- Information shown:
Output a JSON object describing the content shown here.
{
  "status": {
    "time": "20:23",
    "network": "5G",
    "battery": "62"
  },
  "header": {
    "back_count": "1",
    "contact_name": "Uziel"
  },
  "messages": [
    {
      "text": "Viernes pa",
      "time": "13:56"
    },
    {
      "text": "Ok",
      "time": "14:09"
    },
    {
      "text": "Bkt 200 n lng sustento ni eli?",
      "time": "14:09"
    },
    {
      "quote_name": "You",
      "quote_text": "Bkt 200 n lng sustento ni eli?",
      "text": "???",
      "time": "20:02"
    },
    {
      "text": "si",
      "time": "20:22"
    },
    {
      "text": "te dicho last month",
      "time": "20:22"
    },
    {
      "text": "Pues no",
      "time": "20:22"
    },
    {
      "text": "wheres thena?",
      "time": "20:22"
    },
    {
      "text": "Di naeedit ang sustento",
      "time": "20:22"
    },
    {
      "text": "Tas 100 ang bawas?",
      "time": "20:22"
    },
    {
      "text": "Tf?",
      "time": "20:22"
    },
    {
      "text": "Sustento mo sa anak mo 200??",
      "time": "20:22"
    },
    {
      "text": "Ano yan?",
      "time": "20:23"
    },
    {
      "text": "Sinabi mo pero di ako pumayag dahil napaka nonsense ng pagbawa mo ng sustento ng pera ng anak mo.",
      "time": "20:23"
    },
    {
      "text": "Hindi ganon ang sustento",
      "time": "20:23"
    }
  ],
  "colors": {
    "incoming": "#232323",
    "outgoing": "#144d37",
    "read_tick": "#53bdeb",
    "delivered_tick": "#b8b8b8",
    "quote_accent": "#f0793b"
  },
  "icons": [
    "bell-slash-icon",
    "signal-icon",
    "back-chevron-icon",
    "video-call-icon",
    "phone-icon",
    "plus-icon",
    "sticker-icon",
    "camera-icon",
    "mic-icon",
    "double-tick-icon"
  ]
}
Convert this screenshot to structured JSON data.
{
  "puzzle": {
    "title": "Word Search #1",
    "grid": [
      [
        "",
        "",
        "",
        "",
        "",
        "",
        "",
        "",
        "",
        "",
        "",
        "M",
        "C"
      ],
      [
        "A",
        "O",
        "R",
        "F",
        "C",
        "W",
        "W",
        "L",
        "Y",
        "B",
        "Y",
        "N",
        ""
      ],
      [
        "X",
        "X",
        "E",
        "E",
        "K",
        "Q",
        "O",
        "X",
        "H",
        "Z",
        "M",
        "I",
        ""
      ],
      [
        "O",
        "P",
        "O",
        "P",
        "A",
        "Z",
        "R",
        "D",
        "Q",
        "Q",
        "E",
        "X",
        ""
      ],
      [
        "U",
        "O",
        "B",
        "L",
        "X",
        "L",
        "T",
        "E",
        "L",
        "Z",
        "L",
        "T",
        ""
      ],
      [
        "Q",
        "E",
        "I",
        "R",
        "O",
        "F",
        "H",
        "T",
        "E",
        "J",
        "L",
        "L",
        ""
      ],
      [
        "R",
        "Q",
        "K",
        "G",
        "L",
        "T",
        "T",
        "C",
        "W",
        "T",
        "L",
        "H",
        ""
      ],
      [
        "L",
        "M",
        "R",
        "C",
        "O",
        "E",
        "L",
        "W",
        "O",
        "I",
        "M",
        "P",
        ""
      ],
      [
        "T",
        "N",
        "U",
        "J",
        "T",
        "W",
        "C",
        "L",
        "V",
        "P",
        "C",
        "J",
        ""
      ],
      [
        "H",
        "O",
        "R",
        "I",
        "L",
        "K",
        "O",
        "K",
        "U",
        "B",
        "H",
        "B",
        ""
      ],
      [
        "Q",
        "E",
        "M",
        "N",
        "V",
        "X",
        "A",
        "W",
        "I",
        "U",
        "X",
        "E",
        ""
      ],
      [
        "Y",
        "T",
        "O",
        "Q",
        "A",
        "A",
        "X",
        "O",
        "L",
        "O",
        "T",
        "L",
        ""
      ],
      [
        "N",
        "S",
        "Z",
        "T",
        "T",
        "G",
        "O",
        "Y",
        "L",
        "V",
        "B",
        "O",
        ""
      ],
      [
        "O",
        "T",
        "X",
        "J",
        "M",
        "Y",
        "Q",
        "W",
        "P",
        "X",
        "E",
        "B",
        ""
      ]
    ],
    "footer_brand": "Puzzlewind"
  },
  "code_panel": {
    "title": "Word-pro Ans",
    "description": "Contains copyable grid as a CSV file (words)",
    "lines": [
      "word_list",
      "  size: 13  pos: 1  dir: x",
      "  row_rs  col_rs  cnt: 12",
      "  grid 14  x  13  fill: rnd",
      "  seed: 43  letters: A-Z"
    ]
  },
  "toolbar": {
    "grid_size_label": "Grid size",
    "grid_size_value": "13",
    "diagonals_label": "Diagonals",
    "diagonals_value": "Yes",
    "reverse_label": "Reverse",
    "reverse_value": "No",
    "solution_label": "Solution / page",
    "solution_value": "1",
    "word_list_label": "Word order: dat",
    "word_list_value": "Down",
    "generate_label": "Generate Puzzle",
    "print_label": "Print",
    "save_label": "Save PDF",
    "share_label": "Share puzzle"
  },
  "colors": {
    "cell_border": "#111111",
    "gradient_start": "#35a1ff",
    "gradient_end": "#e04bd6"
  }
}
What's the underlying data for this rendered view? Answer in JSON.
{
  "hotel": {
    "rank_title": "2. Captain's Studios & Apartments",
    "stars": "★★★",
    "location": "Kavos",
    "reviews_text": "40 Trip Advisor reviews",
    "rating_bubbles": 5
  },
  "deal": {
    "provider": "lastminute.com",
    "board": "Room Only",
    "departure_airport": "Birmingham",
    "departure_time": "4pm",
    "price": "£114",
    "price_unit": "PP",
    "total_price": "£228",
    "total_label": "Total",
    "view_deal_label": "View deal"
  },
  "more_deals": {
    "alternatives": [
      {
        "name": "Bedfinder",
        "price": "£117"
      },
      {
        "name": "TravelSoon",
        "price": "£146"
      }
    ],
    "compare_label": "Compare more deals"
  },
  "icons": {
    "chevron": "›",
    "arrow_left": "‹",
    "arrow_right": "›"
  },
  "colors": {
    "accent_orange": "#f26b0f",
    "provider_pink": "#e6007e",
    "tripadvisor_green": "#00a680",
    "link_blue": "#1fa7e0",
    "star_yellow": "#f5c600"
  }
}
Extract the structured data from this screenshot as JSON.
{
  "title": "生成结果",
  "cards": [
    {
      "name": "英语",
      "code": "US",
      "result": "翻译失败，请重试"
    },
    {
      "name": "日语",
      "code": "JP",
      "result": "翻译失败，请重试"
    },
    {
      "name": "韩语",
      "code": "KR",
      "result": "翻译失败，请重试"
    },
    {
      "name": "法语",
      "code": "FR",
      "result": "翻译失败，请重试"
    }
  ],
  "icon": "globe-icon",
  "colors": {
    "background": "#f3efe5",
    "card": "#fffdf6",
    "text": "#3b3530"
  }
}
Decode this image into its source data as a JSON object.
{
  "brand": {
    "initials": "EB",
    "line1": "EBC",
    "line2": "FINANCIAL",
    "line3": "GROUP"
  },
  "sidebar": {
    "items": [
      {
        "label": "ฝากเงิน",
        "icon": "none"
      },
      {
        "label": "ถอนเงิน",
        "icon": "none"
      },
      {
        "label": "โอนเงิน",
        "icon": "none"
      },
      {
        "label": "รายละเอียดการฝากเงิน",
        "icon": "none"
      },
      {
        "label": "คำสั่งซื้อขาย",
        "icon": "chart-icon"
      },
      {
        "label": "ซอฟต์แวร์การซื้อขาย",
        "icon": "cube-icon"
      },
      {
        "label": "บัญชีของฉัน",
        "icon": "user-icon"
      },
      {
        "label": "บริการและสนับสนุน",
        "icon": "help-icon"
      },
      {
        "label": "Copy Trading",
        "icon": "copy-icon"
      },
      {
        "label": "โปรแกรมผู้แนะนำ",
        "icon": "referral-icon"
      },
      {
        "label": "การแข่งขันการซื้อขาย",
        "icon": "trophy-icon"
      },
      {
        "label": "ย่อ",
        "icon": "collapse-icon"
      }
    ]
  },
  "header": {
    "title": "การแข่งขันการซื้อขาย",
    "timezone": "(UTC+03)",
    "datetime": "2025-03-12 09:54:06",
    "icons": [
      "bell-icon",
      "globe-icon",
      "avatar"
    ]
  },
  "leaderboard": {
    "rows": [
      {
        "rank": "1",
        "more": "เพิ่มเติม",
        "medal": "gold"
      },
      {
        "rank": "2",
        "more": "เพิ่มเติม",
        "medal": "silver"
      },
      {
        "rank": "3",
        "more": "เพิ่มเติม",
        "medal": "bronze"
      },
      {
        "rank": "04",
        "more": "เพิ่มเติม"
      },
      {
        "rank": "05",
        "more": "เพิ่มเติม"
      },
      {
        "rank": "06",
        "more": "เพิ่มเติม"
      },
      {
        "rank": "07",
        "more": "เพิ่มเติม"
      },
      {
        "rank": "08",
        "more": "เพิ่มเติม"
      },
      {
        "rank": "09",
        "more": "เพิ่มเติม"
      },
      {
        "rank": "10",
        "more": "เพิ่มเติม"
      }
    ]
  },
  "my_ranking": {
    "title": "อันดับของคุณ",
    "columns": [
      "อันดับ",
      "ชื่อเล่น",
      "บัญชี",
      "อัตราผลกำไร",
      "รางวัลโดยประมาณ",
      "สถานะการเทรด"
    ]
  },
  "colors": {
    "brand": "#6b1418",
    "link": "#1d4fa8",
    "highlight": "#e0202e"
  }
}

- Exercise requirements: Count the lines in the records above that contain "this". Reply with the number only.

- Your solution: 4